It’s recommended that we begin with our estate planning efforts as soon as possible. After all, we don’t know what life could bring — it’s always best to be prepared. Estate planning documents like wills and revocable trusts can be created at any point of a person’s life. But they should also be updated regularly to reflect new goals and changes in circumstances.

Sometimes, a person could have a revocable trust and realize that they want to revoke it later. This can happen if they no longer want their assets to be part of the family entity. It’s possible to revoke a revocable trust through a revocation of revocable trust document.

How to Revoke a Revocable Trust

In order to revoke a revocable trust, one has to create a revocation of revocable trust. This is a document that declares the revocation and lists the specific name, date, and amendments to the trust. By filing a revocation document, the revocable trust will no longer exist.

It sounds simple when put that way. But what if a revocable trust has assets in it? These assets need to be taken out of the family entity. So when a revocation document is filed, the person revoking should take care to remove all the assets from the trust.

In cases of real estate properties that are in the trust, they have to create a real estate deed to rename the owner and get the property out of the trust. It’s the same case with bank accounts and life insurance policies. These documents need to be updated to make sure that the trust is no longer listed as the pay on death beneficiary.

If these documents are not updated and the assets are not taken out of the trust, it can cause problems in the long run. Looking at it this way makes revoking a revocable trust a much harder process. And this is why it’s not common for people to revoke their trust.

What If You Don’t Revoke a Trust?

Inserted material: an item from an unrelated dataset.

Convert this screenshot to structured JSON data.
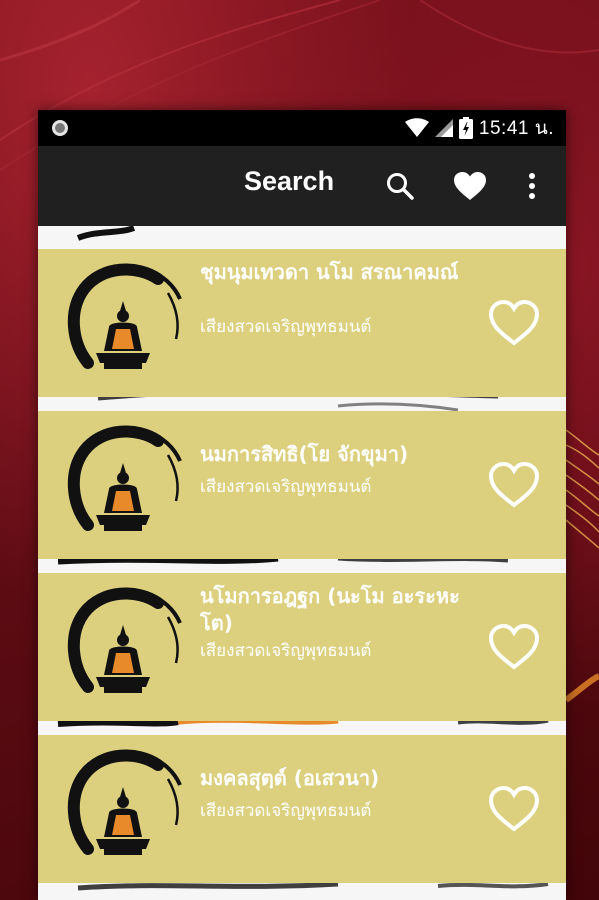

People typically don’t revoke a trust so that they don’t have to worry about the assets in it. And this is a more practical solution. What can be done instead is changing the trust beneficiaries on the beneficiary designation forms to make sure that the assets go to the intended people.